Data about app and page elements
Start of Block
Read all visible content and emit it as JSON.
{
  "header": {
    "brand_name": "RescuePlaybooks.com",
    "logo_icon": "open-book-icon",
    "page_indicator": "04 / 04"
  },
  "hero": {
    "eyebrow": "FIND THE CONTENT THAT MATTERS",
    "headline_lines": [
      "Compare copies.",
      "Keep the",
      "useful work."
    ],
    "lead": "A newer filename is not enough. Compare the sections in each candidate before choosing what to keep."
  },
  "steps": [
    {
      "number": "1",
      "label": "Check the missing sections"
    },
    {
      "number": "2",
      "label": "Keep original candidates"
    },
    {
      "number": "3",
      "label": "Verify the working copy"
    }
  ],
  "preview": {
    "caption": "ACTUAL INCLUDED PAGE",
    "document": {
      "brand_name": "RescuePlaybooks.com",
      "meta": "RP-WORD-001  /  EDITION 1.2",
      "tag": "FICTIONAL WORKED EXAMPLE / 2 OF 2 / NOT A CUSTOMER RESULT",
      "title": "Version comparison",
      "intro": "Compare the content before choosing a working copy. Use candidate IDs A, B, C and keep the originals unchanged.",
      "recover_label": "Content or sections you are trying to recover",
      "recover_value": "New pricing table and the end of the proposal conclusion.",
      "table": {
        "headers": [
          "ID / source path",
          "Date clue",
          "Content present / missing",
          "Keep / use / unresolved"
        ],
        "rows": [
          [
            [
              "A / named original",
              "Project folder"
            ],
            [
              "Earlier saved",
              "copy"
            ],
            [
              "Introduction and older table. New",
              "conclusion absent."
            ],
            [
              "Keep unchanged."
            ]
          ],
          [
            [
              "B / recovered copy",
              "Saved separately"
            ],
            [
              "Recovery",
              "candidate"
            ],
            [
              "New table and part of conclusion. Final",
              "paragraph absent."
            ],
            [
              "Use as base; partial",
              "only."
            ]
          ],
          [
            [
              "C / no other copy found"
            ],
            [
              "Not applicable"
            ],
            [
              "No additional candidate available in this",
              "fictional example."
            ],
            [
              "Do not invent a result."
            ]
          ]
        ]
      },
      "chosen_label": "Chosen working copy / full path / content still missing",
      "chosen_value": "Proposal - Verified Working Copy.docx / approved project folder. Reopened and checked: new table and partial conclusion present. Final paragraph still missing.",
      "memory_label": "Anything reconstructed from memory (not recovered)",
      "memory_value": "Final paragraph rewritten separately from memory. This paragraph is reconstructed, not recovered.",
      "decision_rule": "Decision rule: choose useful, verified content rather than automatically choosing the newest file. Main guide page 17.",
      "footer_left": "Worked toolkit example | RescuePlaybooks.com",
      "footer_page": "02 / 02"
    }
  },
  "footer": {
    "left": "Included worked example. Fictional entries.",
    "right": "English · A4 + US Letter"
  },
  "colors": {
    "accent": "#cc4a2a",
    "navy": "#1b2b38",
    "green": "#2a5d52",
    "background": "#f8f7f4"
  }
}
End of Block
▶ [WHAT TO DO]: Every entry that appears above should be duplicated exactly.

▶ [RESULT BELOW]:
Read all visible content and emit it as JSON.
{
  "header": {
    "brand_name": "RescuePlaybooks.com",
    "logo_icon": "open-book-icon",
    "page_indicator": "04 / 04"
  },
  "hero": {
    "eyebrow": "FIND THE CONTENT THAT MATTERS",
    "headline_lines": [
      "Compare copies.",
      "Keep the",
      "useful work."
    ],
    "lead": "A newer filename is not enough. Compare the sections in each candidate before choosing what to keep."
  },
  "steps": [
    {
      "number": "1",
      "label": "Check the missing sections"
    },
    {
      "number": "2",
      "label": "Keep original candidates"
    },
    {
      "number": "3",
      "label": "Verify the working copy"
    }
  ],
  "preview": {
    "caption": "ACTUAL INCLUDED PAGE",
    "document": {
      "brand_name": "RescuePlaybooks.com",
      "meta": "RP-WORD-001  /  EDITION 1.2",
      "tag": "FICTIONAL WORKED EXAMPLE / 2 OF 2 / NOT A CUSTOMER RESULT",
      "title": "Version comparison",
      "intro": "Compare the content before choosing a working copy. Use candidate IDs A, B, C and keep the originals unchanged.",
      "recover_label": "Content or sections you are trying to recover",
      "recover_value": "New pricing table and the end of the proposal conclusion.",
      "table": {
        "headers": [
          "ID / source path",
          "Date clue",
          "Content present / missing",
          "Keep / use / unresolved"
        ],
        "rows": [
          [
            [
              "A / named original",
              "Project folder"
            ],
            [
              "Earlier saved",
              "copy"
            ],
            [
              "Introduction and older table. New",
              "conclusion absent."
            ],
            [
              "Keep unchanged."
            ]
          ],
          [
            [
              "B / recovered copy",
              "Saved separately"
            ],
            [
              "Recovery",
              "candidate"
            ],
            [
              "New table and part of conclusion. Final",
              "paragraph absent."
            ],
            [
              "Use as base; partial",
              "only."
            ]
          ],
          [
            [
              "C / no other copy found"
            ],
            [
              "Not applicable"
            ],
            [
              "No additional candidate available in this",
              "fictional example."
            ],
            [
              "Do not invent a result."
            ]
          ]
        ]
      },
      "chosen_label": "Chosen working copy / full path / content still missing",
      "chosen_value": "Proposal - Verified Working Copy.docx / approved project folder. Reopened and checked: new table and partial conclusion present. Final paragraph still missing.",
      "memory_label": "Anything reconstructed from memory (not recovered)",
      "memory_value": "Final paragraph rewritten separately from memory. This paragraph is reconstructed, not recovered.",
      "decision_rule": "Decision rule: choose useful, verified content rather than automatically choosing the newest file. Main guide page 17.",
      "footer_left": "Worked toolkit example | RescuePlaybooks.com",
      "footer_page": "02 / 02"
    }
  },
  "footer": {
    "left": "Included worked example. Fictional entries.",
    "right": "English · A4 + US Letter"
  },
  "colors": {
    "accent": "#cc4a2a",
    "navy": "#1b2b38",
    "green": "#2a5d52",
    "background": "#f8f7f4"
  }
}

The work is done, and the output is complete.